BACKGROUND: A novel G-protein signalling-biased mu opioid peptide (MOP) receptor agonist, PZM21, was recently developed with a distinct chemical structure. It is a potent Gi/o activator with minimal β-arrestin-2 recruitment. Despite intriguing activity in rodent models, PZM21 function in non-human primates is unknown. The aim of this study was to investigate PZM21 actions after systemic or intrathecal administration in primates.
METHODS: Antinociceptive, reinforcing, and pruritic effects of PZM21 were compared with those of the clinically used MOP receptor agonists oxycodone and morphine in assays of acute thermal nociception, capsaicin-induced thermal allodynia, itch scratching responses, and drug self-administration in gonadally intact, adult rhesus macaques (10 males, six females).
RESULTS: After subcutaneous administration, PZM21 (1.0-6.0 mg kg-1) and oxycodone (0.1-0.6 mg kg-1) induced dose-dependent thermal antinociceptive effects (P<0.05); PZM21 was 10 times less potent than oxycodone. PZM21 exerted oxycodone-like reinforcing effects and strength as determined by two operant schedules of reinforcement in the intravenous drug self-administration assay. After intrathecal administration, PZM21 (0.03-0.3 mg) dose-dependently attenuated capsaicin-induced thermal allodynia (P<0.05). Although intrathecal PZM21 and morphine induced MOP receptor-mediated antiallodynic effects, both compounds induced robust, long-lasting itch scratching.
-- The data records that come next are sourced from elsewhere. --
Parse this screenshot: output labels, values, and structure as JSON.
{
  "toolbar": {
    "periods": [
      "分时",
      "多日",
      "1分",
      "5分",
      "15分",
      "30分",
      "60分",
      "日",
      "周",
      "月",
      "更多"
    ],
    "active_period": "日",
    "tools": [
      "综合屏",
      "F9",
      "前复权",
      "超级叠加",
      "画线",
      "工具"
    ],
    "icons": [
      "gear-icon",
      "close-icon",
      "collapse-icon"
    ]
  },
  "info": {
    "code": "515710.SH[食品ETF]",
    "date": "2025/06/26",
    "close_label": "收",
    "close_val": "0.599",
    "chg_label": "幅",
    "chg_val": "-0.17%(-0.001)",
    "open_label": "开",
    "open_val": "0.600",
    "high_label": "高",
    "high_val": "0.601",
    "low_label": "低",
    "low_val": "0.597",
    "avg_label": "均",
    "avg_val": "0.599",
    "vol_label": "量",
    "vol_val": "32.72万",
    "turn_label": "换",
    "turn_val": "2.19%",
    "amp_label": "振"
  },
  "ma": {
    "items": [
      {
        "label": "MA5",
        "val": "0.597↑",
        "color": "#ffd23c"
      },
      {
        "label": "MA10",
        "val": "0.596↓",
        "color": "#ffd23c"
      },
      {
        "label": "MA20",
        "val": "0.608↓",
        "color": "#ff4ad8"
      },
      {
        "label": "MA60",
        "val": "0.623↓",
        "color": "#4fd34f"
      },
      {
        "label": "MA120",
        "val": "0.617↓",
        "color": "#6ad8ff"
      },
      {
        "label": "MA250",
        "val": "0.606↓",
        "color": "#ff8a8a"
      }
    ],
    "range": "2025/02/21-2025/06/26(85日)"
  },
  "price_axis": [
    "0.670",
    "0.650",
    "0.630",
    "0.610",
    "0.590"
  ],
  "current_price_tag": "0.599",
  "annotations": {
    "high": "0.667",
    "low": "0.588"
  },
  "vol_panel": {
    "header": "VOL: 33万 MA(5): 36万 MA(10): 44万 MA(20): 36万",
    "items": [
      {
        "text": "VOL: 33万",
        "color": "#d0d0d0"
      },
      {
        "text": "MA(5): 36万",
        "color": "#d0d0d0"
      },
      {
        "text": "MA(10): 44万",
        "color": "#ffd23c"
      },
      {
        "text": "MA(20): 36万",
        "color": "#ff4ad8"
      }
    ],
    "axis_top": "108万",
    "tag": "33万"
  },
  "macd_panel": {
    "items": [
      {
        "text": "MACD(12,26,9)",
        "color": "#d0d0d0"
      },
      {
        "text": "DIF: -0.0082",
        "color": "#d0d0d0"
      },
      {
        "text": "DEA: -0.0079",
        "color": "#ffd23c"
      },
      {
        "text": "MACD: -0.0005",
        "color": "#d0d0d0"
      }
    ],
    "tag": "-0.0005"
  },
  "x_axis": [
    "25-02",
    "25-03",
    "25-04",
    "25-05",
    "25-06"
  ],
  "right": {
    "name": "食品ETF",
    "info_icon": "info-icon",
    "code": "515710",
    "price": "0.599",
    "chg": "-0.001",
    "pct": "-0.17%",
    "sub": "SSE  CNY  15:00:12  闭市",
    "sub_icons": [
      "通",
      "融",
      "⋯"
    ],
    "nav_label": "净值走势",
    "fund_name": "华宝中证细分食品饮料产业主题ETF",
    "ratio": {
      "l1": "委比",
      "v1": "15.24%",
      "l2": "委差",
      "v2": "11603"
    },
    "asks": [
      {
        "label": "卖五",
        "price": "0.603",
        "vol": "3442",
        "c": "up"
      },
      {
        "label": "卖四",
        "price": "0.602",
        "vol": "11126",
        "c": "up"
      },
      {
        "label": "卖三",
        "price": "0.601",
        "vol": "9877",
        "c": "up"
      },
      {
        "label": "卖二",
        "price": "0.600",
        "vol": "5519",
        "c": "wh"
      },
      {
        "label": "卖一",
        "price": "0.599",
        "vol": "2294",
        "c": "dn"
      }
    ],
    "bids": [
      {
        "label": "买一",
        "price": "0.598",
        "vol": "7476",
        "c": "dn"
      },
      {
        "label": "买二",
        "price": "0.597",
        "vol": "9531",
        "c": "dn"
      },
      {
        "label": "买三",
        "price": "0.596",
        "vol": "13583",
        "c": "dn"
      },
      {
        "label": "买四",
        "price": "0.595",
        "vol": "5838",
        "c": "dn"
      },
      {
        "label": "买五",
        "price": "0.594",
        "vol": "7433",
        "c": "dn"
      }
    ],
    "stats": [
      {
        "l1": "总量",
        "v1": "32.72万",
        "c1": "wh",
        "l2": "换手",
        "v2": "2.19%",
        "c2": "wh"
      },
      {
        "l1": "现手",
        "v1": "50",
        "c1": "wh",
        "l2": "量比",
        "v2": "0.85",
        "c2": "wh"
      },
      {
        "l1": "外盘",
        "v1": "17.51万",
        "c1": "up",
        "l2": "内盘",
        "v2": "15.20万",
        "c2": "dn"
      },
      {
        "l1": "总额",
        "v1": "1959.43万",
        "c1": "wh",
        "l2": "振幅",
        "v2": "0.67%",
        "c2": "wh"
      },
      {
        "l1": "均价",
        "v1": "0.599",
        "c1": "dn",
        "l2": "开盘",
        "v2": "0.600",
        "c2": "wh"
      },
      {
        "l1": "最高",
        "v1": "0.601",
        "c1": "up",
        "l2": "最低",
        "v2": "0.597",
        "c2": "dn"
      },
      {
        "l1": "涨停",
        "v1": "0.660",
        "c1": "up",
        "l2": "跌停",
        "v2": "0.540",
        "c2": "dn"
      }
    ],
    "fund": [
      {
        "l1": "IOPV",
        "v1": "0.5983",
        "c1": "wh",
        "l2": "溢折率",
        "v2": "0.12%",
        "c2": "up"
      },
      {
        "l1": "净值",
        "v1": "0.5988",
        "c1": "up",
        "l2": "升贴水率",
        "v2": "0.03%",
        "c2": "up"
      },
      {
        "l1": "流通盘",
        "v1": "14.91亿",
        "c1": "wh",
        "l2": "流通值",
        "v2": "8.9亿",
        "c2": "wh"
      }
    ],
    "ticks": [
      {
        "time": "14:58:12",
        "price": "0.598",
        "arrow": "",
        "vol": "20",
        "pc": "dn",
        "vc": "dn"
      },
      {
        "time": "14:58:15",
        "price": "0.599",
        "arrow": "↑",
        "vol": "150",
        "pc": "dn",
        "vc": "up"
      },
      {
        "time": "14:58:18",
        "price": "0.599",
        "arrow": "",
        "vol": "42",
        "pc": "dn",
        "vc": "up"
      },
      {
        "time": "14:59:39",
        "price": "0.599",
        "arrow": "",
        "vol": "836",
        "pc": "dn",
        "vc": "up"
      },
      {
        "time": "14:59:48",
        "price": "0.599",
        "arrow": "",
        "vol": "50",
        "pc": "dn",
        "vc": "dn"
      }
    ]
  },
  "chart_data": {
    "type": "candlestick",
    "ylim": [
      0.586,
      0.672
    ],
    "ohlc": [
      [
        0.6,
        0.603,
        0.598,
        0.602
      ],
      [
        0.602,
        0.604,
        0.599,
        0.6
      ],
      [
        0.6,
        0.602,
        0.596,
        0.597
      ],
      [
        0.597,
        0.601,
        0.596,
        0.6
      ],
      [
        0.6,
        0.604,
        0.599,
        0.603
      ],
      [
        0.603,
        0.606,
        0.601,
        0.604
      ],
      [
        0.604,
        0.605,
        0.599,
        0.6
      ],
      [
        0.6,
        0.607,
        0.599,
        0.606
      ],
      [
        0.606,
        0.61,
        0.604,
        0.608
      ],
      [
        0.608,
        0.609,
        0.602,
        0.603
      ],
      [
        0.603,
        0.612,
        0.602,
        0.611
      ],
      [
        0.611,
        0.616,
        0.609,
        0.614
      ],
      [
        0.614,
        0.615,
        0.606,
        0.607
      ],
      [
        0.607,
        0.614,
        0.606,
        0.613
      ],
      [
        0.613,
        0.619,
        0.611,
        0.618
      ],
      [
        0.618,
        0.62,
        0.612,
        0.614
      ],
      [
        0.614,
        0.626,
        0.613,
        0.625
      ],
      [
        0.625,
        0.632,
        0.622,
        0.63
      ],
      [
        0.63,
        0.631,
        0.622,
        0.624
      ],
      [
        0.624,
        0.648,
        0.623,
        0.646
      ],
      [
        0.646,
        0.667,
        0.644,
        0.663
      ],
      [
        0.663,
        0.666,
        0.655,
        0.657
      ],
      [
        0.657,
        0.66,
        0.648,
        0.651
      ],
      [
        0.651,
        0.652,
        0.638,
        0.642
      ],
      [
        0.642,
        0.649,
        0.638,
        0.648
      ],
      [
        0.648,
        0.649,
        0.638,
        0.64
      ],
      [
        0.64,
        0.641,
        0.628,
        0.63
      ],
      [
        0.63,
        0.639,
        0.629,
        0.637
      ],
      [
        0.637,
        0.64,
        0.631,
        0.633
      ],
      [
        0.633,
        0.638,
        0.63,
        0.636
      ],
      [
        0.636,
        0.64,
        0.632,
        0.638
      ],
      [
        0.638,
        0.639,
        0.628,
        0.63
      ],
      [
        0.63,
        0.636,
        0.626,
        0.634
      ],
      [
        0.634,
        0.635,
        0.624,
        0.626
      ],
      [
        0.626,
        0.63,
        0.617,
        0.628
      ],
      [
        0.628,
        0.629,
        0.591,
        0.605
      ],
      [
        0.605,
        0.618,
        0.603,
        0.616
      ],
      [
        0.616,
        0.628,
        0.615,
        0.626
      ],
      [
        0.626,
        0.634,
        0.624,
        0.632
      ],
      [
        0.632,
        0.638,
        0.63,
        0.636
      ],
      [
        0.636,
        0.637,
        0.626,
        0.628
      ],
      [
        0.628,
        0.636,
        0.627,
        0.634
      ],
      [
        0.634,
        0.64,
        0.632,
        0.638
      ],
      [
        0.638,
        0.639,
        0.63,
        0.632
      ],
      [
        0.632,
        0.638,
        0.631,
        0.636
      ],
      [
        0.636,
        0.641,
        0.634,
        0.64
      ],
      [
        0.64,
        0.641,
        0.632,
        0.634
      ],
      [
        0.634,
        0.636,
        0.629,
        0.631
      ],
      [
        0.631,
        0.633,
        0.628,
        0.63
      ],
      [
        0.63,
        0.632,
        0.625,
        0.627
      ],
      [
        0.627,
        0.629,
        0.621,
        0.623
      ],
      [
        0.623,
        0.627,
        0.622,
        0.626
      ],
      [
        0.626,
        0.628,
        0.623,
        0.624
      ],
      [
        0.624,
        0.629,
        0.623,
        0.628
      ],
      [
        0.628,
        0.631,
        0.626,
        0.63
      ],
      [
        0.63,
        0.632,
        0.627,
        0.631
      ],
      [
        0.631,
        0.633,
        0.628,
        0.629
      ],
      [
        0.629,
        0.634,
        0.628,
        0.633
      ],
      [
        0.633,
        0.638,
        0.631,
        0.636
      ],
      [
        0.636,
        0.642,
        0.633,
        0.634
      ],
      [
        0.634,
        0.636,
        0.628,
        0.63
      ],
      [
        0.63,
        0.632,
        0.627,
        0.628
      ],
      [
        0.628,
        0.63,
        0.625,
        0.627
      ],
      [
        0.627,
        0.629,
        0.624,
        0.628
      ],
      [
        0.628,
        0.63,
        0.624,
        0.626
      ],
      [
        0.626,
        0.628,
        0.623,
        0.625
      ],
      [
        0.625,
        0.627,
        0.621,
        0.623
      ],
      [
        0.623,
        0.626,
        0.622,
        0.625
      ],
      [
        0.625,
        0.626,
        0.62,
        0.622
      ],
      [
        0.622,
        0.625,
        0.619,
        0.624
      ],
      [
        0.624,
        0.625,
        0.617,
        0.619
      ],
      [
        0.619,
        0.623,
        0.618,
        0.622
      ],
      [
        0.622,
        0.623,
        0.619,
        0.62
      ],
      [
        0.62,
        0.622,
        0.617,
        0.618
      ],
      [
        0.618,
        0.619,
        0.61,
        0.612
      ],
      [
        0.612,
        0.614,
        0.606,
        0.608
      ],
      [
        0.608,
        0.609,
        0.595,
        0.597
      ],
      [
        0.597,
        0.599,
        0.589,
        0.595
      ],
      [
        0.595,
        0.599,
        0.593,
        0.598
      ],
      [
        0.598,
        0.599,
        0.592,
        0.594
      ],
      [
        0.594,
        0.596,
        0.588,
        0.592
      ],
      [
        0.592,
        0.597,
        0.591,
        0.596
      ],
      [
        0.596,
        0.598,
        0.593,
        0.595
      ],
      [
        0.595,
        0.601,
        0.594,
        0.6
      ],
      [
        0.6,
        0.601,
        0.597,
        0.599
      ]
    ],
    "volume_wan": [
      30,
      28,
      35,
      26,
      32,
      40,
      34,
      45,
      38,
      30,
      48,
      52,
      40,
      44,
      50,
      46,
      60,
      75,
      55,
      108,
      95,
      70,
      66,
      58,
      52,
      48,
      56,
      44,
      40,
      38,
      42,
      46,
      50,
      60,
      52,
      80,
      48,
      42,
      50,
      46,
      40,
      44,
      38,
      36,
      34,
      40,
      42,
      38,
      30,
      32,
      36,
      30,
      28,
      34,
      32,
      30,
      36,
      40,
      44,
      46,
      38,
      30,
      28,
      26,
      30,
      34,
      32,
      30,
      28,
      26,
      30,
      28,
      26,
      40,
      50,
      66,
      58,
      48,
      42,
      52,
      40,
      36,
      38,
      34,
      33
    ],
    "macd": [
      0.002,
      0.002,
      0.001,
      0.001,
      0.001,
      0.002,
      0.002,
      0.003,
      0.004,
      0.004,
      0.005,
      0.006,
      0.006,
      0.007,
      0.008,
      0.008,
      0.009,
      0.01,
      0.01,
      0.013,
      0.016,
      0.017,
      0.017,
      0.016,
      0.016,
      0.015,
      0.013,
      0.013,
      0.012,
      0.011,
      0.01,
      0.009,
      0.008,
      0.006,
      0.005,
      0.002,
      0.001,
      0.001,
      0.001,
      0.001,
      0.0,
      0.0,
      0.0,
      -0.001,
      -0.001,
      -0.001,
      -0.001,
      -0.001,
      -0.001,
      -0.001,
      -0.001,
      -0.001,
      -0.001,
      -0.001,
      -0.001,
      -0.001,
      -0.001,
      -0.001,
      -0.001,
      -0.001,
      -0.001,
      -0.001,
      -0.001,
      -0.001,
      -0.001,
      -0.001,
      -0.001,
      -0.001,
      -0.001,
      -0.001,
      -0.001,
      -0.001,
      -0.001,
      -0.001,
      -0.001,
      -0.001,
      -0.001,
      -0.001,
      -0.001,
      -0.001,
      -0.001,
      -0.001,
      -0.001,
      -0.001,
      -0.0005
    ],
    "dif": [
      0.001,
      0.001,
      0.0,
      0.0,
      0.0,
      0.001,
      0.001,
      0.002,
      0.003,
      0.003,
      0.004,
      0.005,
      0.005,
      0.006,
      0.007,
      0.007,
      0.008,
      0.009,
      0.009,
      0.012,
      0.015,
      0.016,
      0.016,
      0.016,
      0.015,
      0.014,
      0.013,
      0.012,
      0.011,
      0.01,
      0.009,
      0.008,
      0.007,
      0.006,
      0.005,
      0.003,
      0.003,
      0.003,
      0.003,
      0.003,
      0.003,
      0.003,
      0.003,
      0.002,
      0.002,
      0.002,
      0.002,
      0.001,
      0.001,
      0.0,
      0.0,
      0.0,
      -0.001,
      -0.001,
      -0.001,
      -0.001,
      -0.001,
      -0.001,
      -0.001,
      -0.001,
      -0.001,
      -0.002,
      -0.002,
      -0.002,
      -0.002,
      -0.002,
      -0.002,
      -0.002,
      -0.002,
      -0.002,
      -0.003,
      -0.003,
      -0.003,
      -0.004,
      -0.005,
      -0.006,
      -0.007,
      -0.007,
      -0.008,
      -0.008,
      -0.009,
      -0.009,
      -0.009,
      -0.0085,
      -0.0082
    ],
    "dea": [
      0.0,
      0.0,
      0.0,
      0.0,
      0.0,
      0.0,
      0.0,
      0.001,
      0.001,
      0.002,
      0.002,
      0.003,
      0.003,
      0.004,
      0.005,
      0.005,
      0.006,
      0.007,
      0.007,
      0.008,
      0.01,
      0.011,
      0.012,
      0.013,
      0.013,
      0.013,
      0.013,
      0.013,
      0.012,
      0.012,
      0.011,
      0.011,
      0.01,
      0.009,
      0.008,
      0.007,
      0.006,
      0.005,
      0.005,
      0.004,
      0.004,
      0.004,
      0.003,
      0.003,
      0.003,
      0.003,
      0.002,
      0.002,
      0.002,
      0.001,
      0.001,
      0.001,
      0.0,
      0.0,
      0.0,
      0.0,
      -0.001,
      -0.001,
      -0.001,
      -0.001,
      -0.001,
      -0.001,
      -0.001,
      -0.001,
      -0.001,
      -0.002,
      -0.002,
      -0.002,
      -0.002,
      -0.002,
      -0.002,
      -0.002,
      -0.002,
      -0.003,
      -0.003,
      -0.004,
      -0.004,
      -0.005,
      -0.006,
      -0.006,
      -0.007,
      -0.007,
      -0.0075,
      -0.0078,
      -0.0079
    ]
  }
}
CONCLUSIONS: PZM21 induced antinociceptive, reinforcing, and pruritic effects similar to clinically used MOP receptor agonists in primates. Although structure-based discovery of PZM21 identified a novel avenue for studying G-protein signalling-biased ligands, biasing an agonist towards G-protein signalling pathways did not determine or alter reinforcing (i.e. abuse potential) or pruritic effects of MOP receptor agonists in a translationally relevant non-human primate model.